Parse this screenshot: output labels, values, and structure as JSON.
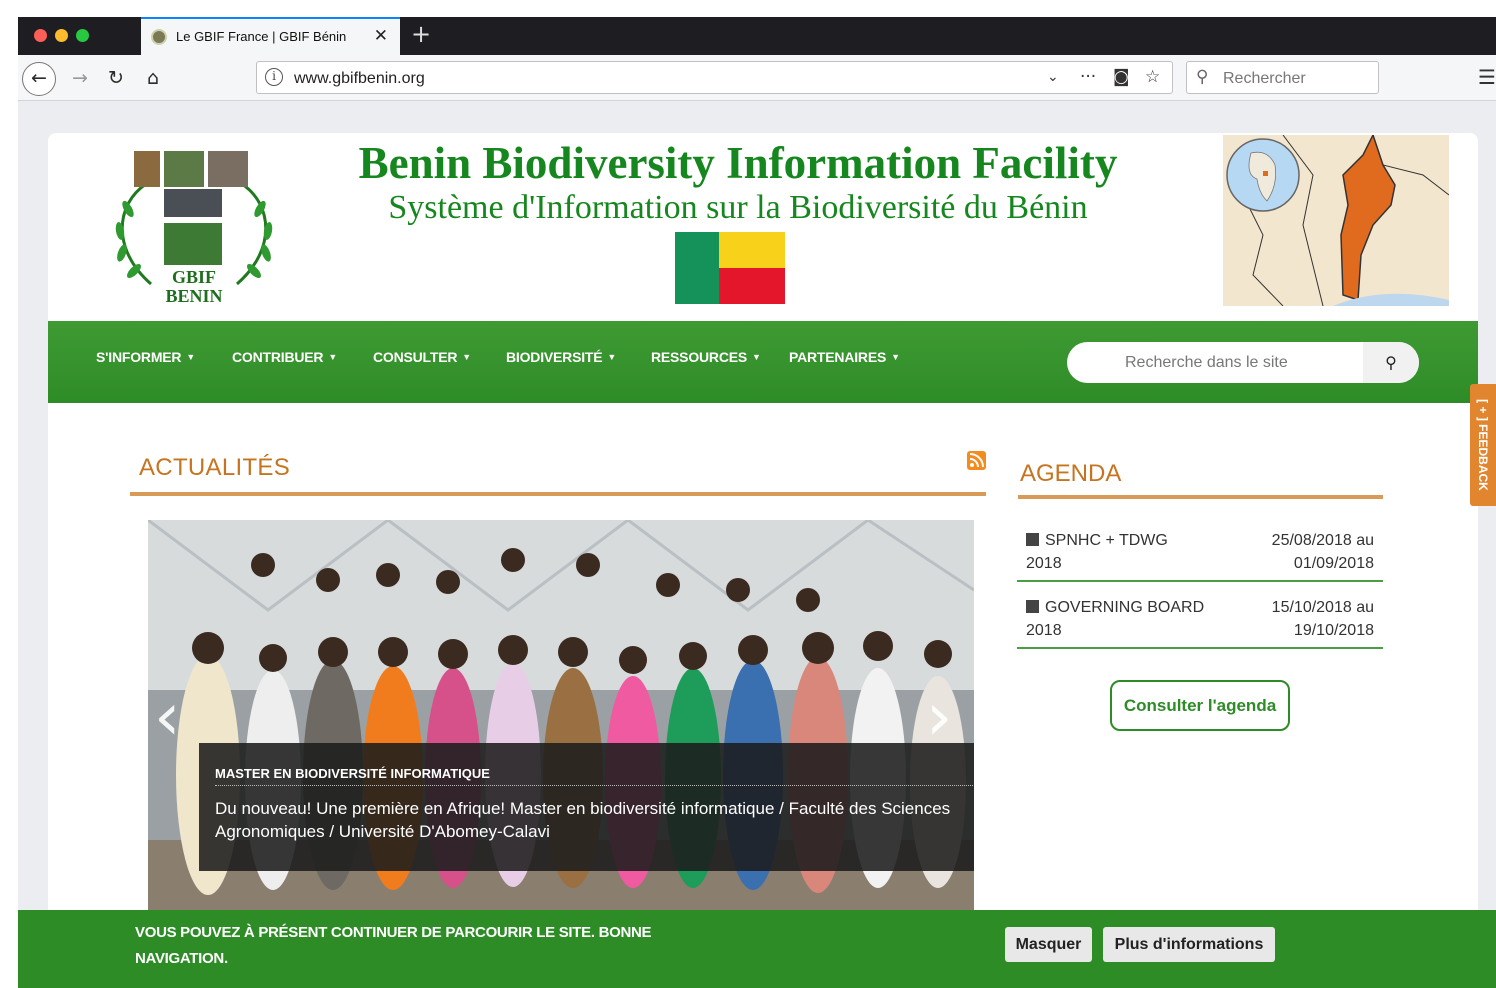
{
  "browser": {
    "tab_title": "Le GBIF France | GBIF Bénin",
    "url": "www.gbifbenin.org",
    "search_placeholder": "Rechercher",
    "icons": [
      "back-icon",
      "forward-icon",
      "reload-icon",
      "home-icon",
      "info-icon",
      "dropdown-icon",
      "more-icon",
      "pocket-icon",
      "bookmark-star-icon",
      "search-icon",
      "menu-icon"
    ]
  },
  "header": {
    "title": "Benin Biodiversity Information Facility",
    "subtitle": "Système d'Information sur la Biodiversité du Bénin",
    "logo_text_line1": "GBIF",
    "logo_text_line2": "BENIN",
    "flag_colors": [
      "#14925a",
      "#f8d21a",
      "#e3162c"
    ]
  },
  "nav": {
    "items": [
      {
        "label": "S'INFORMER"
      },
      {
        "label": "CONTRIBUER"
      },
      {
        "label": "CONSULTER"
      },
      {
        "label": "BIODIVERSITÉ"
      },
      {
        "label": "RESSOURCES"
      },
      {
        "label": "PARTENAIRES"
      }
    ],
    "search_placeholder": "Recherche dans le site"
  },
  "news": {
    "heading": "ACTUALITÉS",
    "slide_title": "MASTER EN BIODIVERSITÉ INFORMATIQUE",
    "slide_text": "Du nouveau! Une première en Afrique! Master en biodiversité informatique / Faculté des Sciences Agronomiques / Université D'Abomey-Calavi"
  },
  "agenda": {
    "heading": "AGENDA",
    "items": [
      {
        "name": "SPNHC + TDWG 2018",
        "date": "25/08/2018 au 01/09/2018"
      },
      {
        "name": "GOVERNING BOARD 2018",
        "date": "15/10/2018 au 19/10/2018"
      }
    ],
    "button": "Consulter l'agenda"
  },
  "feedback_label": "[ + ] FEEDBACK",
  "cookie": {
    "text": "VOUS POUVEZ À PRÉSENT CONTINUER DE PARCOURIR LE SITE. BONNE NAVIGATION.",
    "hide_button": "Masquer",
    "more_button": "Plus d'informations"
  },
  "colors": {
    "brand_green": "#2e8c27",
    "accent_orange": "#c67421"
  }
}
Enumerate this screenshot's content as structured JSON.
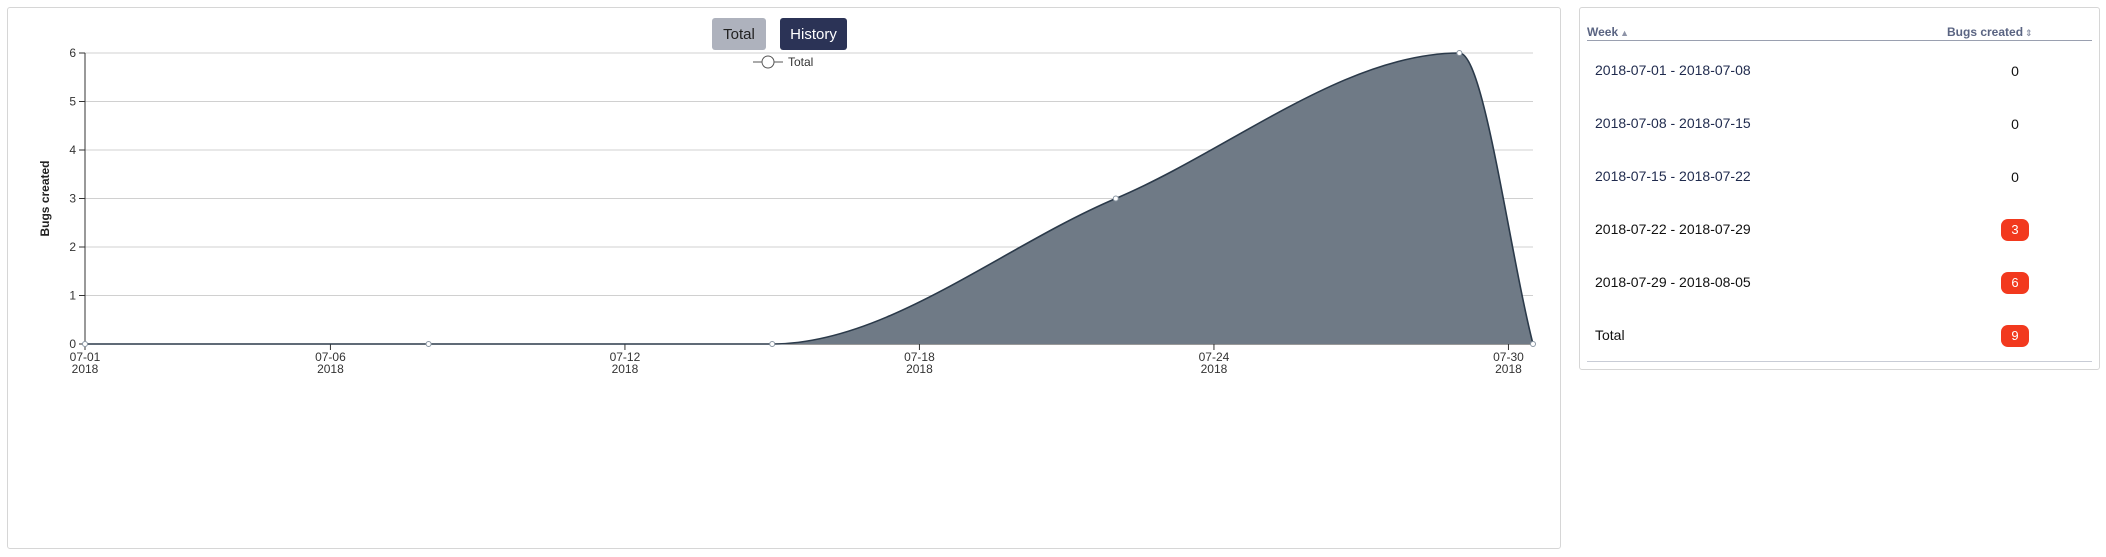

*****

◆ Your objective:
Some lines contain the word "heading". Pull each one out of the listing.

◆ Written answer:
    "heading": "ACTUALITÉS",
    "heading": "AGENDA",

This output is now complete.